[Interface dataset entries]

|---|

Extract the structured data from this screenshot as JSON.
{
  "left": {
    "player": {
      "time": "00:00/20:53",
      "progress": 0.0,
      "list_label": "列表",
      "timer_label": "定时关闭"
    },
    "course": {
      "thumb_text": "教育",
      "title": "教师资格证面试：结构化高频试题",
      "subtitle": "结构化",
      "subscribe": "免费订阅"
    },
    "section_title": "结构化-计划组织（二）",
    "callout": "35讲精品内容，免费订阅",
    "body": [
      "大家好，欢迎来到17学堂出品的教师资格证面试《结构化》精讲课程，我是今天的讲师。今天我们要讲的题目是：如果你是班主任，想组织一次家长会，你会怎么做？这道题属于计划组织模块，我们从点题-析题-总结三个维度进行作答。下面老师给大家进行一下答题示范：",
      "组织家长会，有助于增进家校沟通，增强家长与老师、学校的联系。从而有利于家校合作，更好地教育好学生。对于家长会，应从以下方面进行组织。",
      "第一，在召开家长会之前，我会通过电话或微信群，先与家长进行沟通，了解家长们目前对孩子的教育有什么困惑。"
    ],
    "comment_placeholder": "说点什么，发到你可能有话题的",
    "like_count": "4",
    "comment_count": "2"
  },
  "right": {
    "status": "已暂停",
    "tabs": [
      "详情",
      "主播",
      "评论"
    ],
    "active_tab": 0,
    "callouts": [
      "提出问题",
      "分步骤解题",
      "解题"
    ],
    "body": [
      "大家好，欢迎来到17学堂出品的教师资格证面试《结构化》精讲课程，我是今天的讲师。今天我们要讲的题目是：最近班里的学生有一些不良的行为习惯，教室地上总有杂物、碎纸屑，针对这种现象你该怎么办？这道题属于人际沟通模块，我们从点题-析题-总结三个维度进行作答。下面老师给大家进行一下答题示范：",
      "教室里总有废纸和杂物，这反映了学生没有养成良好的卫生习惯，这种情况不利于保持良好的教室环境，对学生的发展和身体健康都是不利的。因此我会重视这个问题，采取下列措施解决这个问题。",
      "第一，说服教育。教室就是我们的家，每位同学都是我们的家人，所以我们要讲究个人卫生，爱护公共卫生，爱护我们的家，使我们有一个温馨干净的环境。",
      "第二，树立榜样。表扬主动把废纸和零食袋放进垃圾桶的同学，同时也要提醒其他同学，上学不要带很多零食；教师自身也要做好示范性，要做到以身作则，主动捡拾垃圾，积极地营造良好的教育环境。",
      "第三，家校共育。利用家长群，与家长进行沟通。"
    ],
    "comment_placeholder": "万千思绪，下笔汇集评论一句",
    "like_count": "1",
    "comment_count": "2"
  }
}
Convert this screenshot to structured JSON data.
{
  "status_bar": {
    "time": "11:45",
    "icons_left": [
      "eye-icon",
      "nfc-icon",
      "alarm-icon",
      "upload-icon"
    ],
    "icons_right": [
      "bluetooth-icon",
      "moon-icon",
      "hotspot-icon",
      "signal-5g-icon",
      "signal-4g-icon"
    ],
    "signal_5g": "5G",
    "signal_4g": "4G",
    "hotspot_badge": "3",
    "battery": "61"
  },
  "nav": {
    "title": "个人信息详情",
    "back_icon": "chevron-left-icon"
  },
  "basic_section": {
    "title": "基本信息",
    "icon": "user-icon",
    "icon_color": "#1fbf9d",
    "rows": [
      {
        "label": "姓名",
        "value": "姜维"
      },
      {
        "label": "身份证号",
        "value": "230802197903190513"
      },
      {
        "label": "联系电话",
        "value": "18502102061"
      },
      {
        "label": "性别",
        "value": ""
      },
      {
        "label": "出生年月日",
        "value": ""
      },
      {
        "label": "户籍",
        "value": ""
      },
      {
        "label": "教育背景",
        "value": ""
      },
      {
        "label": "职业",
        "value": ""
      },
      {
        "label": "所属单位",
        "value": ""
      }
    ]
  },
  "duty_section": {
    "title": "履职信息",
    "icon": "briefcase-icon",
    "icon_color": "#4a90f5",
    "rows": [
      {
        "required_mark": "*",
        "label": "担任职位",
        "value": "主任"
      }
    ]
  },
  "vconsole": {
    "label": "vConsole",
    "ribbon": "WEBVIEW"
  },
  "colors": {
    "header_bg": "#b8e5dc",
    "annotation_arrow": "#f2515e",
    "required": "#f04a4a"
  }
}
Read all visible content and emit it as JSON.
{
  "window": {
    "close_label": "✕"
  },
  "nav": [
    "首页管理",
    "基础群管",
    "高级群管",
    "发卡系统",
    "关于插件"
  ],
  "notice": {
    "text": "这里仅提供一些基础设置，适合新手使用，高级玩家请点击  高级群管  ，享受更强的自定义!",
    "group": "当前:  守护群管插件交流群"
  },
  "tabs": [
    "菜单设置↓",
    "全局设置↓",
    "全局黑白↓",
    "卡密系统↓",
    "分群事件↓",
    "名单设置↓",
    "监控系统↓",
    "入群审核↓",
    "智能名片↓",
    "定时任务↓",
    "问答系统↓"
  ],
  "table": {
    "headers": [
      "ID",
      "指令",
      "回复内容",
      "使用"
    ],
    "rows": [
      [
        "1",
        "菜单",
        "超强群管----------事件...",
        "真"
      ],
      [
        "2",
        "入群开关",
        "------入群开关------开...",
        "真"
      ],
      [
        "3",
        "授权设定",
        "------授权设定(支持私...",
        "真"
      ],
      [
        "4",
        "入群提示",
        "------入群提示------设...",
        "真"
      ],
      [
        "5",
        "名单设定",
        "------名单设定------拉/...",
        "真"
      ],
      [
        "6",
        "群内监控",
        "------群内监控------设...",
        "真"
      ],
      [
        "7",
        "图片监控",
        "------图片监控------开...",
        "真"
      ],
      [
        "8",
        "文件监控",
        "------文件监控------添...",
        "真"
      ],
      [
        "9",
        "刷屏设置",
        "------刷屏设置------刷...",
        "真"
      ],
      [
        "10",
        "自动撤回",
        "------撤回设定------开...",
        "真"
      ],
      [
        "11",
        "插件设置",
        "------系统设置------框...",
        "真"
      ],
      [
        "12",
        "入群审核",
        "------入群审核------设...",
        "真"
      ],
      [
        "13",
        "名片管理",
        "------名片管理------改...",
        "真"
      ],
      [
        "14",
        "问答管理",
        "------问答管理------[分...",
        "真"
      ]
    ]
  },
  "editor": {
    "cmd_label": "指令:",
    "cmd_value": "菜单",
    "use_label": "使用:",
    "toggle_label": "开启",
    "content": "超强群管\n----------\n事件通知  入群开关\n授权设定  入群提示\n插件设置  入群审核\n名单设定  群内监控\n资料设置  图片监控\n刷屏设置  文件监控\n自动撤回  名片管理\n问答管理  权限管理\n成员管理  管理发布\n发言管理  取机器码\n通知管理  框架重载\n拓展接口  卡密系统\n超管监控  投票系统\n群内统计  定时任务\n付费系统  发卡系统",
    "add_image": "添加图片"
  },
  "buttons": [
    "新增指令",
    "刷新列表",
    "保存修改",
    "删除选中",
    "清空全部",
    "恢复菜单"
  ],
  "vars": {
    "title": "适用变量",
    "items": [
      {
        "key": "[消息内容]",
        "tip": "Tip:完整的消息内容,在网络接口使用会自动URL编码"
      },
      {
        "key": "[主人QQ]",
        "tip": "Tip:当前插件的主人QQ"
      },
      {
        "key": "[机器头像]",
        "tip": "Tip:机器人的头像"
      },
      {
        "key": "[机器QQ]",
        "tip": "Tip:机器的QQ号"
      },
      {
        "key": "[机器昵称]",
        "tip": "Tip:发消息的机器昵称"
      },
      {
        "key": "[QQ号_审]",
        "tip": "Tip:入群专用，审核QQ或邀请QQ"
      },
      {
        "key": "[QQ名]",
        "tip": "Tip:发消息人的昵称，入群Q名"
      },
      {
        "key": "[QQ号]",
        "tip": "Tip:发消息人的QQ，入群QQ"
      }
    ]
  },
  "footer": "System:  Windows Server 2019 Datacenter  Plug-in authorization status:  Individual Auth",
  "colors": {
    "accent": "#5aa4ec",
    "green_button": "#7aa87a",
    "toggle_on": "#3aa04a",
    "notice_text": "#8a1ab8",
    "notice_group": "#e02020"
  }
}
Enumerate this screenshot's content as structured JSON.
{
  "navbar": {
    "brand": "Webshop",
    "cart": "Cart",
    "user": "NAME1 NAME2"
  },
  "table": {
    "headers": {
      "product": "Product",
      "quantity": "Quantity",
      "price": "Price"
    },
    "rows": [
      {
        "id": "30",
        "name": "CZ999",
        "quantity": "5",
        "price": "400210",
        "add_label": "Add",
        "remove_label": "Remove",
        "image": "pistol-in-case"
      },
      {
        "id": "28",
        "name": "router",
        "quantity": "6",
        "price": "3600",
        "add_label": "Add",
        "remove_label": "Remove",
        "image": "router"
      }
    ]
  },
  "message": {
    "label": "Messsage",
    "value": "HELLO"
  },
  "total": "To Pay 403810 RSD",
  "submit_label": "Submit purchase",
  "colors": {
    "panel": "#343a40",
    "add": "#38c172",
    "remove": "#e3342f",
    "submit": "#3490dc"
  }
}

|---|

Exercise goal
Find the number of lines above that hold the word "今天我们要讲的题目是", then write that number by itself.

Response area
2